── Exercise material

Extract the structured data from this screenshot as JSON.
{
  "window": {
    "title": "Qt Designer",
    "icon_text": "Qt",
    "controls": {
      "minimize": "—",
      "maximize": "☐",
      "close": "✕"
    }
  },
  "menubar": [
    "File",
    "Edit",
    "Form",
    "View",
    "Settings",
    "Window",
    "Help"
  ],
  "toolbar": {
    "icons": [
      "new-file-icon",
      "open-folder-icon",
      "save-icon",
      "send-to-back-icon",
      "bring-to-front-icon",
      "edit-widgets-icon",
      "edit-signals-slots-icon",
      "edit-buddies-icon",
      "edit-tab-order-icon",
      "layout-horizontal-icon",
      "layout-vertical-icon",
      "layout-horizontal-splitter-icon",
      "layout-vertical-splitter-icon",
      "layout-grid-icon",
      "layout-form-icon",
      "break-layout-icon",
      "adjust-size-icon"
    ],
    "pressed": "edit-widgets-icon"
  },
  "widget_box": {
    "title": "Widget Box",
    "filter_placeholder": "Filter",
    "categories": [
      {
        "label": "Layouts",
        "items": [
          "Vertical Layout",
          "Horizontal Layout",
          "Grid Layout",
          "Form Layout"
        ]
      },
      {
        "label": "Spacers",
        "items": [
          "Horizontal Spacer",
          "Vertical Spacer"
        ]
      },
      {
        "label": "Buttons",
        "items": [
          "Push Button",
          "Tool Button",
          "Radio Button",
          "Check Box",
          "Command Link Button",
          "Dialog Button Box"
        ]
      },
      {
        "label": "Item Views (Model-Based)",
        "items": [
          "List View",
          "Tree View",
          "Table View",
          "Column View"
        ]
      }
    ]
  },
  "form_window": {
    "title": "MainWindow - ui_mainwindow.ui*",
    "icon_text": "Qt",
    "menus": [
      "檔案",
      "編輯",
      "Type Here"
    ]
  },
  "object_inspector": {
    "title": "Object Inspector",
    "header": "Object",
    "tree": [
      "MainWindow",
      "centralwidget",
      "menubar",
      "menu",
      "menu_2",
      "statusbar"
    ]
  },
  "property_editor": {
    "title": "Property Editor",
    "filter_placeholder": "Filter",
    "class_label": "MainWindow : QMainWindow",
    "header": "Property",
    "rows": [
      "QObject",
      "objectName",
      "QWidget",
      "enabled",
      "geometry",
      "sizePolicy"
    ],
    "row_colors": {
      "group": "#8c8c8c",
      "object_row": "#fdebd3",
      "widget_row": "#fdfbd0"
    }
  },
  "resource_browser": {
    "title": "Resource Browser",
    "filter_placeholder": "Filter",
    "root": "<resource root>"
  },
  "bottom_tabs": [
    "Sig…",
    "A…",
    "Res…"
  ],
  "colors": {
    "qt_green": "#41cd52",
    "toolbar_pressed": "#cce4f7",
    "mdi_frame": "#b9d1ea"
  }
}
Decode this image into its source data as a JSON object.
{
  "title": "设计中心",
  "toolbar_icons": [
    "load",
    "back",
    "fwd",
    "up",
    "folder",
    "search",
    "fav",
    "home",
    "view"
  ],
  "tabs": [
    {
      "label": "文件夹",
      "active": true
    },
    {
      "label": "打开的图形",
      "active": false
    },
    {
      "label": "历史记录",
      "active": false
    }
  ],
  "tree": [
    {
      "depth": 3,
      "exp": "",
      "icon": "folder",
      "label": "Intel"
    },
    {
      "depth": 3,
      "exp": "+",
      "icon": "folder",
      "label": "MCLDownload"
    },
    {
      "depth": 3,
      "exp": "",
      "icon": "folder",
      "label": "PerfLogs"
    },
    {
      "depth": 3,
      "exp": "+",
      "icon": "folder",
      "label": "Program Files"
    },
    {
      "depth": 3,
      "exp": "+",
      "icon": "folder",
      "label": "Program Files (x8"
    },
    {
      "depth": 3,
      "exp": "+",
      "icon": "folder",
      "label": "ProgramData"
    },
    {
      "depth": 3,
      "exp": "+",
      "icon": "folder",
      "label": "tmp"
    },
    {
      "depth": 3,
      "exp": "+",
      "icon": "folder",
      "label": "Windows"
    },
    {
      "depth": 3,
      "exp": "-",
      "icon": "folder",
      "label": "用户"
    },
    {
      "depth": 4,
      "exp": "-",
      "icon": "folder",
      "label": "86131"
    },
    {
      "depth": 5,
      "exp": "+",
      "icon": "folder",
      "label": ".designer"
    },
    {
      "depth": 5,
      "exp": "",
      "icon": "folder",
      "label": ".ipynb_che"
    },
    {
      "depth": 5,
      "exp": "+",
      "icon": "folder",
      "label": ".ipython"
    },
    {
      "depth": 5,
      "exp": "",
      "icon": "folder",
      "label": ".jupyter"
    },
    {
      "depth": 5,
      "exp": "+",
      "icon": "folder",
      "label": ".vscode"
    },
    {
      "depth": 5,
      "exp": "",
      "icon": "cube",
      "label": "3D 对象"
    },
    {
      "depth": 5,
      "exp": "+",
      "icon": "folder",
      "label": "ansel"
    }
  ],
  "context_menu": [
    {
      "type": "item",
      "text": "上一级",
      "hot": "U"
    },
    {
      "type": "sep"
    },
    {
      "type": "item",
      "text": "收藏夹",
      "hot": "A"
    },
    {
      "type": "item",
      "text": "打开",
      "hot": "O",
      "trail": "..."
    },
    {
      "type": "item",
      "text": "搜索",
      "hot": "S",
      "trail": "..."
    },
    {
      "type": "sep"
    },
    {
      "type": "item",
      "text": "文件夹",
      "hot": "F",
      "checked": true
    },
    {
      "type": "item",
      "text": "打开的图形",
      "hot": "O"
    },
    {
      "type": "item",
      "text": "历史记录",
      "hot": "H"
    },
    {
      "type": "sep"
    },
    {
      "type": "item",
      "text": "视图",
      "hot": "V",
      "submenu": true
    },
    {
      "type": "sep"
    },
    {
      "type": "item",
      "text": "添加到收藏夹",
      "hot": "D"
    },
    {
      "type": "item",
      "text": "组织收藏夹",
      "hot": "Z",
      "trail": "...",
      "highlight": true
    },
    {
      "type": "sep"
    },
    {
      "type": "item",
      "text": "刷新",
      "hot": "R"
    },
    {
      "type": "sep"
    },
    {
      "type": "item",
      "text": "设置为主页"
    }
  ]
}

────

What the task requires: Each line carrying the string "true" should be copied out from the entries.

Expected output:
      "active": true
      "checked": true
      "submenu": true
      "highlight": true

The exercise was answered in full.